Musings from the World of PublishingShare
We caught up with award-winning Canadian blogger and writer, Sarah Farrukh. Ms. Farrukh’s unique journey in the world of writing and publishing took many twists and turns that reminded us that personal expression is not about the end goal as much as it is about the process.
Ms. Farrukh was recently awarded the Brass Crescent awards in the categories of best blog and best writer. She is also a newly appointed Associtate Editor at Altmuslimah and has eloquently reviewed several novels on her blog, including recent publications by North American Muslims. If you’ve ever wondered how to get started on putting your inner creative passion to use while balancing other responsibilities, read more about Sarah’s journey below!

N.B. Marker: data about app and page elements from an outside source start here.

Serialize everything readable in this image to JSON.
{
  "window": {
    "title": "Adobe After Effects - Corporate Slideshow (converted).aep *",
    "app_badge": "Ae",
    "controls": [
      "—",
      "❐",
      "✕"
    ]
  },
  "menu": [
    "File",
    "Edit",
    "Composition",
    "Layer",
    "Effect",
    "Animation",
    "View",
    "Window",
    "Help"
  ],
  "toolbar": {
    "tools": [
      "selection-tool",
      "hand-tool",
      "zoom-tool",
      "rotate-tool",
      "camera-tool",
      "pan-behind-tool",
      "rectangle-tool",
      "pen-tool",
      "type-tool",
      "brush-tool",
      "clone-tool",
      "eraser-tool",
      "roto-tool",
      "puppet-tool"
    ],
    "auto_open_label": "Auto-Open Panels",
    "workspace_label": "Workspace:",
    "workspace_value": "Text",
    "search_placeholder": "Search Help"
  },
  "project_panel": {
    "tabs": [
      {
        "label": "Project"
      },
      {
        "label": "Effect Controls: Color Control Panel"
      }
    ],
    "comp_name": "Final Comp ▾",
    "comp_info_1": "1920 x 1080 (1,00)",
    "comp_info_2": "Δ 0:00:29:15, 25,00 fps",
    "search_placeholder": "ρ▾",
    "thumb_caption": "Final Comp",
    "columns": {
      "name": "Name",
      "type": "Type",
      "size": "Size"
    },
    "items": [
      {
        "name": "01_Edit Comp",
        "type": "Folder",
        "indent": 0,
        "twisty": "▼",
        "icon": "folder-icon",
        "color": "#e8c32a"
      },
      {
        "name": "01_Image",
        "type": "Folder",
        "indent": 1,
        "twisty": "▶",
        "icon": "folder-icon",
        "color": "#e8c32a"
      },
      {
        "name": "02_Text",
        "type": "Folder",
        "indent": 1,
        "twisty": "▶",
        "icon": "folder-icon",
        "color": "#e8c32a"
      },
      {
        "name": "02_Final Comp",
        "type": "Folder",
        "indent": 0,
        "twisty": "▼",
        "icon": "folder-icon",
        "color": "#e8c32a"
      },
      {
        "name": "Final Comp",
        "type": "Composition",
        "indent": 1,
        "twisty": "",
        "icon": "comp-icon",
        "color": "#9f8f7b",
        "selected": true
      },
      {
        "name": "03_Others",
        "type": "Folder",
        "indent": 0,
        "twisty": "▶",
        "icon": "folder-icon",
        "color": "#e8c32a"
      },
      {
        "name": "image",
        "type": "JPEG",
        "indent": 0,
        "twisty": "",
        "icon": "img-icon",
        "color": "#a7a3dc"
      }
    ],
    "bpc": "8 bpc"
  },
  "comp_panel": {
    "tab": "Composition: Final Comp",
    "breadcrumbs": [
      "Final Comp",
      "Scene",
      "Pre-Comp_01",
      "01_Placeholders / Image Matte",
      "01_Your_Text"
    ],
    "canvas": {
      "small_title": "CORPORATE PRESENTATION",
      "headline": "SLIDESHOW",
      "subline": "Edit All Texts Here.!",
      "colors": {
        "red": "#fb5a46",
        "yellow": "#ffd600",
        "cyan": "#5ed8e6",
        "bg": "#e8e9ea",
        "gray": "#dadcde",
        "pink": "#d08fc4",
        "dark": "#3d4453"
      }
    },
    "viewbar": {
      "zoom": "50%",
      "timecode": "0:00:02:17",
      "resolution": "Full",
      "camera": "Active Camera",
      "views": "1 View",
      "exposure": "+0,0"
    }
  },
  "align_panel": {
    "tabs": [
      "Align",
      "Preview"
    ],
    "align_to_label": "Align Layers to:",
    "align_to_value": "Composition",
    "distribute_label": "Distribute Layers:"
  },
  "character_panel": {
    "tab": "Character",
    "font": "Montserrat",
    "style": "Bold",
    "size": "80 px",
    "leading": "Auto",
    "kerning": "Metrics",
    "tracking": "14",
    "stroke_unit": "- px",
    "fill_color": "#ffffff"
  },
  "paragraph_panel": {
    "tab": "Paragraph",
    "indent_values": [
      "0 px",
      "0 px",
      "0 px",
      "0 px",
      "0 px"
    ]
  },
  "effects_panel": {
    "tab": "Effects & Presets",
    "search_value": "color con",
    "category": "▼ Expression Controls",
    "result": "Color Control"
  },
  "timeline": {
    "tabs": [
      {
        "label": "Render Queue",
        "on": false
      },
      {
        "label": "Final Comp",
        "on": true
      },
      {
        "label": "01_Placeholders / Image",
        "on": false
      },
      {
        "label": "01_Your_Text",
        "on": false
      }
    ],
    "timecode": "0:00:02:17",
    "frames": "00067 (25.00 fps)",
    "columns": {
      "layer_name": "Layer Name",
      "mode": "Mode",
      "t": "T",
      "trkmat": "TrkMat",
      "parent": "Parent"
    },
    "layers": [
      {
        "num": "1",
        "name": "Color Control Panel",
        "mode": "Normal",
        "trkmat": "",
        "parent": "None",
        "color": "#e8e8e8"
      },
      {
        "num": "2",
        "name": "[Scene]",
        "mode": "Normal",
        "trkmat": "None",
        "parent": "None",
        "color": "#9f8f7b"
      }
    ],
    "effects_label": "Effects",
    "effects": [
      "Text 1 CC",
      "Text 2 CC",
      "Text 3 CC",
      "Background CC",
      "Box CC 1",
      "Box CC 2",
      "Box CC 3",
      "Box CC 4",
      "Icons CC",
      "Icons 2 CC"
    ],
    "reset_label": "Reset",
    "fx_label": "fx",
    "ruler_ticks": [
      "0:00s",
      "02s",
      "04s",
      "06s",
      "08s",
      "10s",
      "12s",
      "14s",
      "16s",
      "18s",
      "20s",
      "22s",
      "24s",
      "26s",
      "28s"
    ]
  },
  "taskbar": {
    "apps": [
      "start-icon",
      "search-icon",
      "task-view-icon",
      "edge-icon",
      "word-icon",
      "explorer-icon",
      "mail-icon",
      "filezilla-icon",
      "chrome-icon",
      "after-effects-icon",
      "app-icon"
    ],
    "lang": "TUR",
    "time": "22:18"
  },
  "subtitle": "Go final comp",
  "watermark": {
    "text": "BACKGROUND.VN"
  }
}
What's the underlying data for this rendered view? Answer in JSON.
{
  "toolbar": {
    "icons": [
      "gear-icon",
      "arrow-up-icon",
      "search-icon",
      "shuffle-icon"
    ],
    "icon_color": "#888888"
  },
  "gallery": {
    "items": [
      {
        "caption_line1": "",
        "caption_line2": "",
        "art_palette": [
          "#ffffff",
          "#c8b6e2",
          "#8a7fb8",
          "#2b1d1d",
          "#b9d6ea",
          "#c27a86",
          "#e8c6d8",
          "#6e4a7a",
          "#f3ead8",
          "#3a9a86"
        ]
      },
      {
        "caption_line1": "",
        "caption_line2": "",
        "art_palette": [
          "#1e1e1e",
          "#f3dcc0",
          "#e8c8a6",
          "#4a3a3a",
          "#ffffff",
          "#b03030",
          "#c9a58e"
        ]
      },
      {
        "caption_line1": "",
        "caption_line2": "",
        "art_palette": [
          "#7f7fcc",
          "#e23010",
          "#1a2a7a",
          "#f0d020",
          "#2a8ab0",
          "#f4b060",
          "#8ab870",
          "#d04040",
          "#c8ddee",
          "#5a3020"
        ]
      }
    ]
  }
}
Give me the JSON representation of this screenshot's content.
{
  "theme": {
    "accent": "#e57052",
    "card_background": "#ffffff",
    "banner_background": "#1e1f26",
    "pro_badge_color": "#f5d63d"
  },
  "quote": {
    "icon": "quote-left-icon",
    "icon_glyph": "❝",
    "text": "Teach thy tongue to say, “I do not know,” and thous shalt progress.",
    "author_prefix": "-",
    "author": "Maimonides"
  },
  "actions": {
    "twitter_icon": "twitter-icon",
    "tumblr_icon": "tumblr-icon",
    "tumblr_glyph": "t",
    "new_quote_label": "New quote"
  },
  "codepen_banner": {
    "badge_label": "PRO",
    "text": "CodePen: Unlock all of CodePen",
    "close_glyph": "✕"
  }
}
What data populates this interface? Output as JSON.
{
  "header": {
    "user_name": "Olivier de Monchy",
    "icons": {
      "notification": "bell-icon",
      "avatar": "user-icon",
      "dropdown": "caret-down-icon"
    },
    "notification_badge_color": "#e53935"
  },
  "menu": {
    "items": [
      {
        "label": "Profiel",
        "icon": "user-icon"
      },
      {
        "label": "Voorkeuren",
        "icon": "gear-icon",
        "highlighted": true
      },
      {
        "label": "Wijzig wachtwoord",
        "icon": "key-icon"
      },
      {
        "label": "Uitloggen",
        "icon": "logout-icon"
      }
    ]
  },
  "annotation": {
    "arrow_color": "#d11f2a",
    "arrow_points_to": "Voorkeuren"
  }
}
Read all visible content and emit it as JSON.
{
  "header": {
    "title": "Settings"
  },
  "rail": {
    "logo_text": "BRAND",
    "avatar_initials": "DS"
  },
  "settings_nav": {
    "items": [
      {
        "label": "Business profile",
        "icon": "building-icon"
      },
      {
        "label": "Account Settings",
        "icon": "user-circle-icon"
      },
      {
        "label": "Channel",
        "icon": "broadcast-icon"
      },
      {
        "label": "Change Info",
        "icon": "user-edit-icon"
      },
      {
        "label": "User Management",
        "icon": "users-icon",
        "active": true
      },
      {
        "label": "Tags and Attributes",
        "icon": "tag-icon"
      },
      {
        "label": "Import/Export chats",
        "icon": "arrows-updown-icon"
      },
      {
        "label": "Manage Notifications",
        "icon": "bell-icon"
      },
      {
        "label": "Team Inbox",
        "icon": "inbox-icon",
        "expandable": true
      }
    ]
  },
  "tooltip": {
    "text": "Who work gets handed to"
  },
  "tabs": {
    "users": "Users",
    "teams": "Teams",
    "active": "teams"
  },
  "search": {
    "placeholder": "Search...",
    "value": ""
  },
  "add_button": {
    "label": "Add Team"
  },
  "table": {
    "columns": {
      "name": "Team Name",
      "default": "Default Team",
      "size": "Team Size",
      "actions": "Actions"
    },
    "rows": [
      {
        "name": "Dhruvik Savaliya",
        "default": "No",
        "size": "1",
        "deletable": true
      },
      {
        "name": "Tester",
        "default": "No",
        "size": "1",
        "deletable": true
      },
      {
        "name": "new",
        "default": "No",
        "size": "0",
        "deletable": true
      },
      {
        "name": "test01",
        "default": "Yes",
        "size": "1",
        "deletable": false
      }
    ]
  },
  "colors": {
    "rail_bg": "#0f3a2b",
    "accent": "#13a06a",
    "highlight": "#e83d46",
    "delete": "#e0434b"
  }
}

What was your ‘aha’ moment that made you realize art was calling you?
Up to the point I started writing, I treated writing as an introverted activity, meant to be read by none besides myself, those closest to me, and God. Towards the end of 2010 and the beginning of 2011, however, a number of things happened to me:
- I attended my first RIS convention since immigrating to Canada in 2009. During the 2010 RIS, I heard from Dr. Umar Faruq Abd-Allah for the first time. He gave a magnificent talk in which he said something I will never forget: that Muslims can not only make art, they must make art. Furthermore, it must be the best art, which is art that reminds one of God.
- Around the time I heard and was thinking about these words, I was also reaching the tail end of my brief career in publishing. I was increasingly noticing that although Canadians have a rich multicultural heritage, those involved in the publishing process were came from a very narrow racial and socioeconomic background. To put it bluntly, publishing felt like a white people’s club. This factor shaped the acquisition, editing, and marketing strategies for books, and I was no longer sure I wanted to support endeavors that did not represent experiences like mine.
- I had also just read Michael Muhammad Knight’s The Taqwacores and was torn between both love and despair over its irreverence. I experienced that book very personally, because I felt like it promised me a space that ended up not being for me. Ironically, I was finding myself alienated from both my geographical Muslim community as well as the metaphorical community in the novel.
All of the above made me realize that I had a lot to say, and I wanted to say it on my own terms. It wasn’t an ‘aha’ moment as much as it was an intersection of various events in my outer and inner life that became the springboard for this endeavor.
What is your most favorite project and why?
Although this is not a post that has any comments or the most hits, I am very proud of the post On Rock Music: Spiritual Underpinnings. I feel that I didn’t just tell the reader that Islam and music can be compatible: I showed it.
I also love this project because I will never forget the exhilaration of thinking back to “A History of Rock ‘n’ Roll” and Metal: A Headbanger’s Journey, and realizing that what was said in those documentaries mirrors the Muslim ethos of being in the world. It was as if I had created my own Taqwacoresque space in my imagination. Now I could like rock music as a Muslim without wearing a riot grrrl burqa and making feminist rants! While I respect and even love the representation of that woman, I know that I am not that woman. It was incredibly empowering to define myself differently.
How were you introduced to your specific art field and were there any mentors or specific programs that gave you a push?
I met an amazing book reviewer, Amy Mckie, who became an avid reader and most frequent commentator on my blog. Amy is dedicated to social issues like representation in publishing and a lot of her reviews draw attention to issues related to gender, race, and sexual identities. Her keen interest in and encouragement of my blog gave me a lot of momentum. I would never trade Amy’s readership for anything else, not even for my site hits and comments to increase by tenfold.
If we were to average out all your pieces and projects, what central theme and message do you convey most often to your audience?
I think of myself as a writer of faith-oriented creative nonfiction. I write to draw attention to Muslim writers and books that convey the lived Muslim experience. I also convey my own lived Muslim experience by documenting some of the most significant ways I experience God’s attributes, such as His majesty, mercy, and love.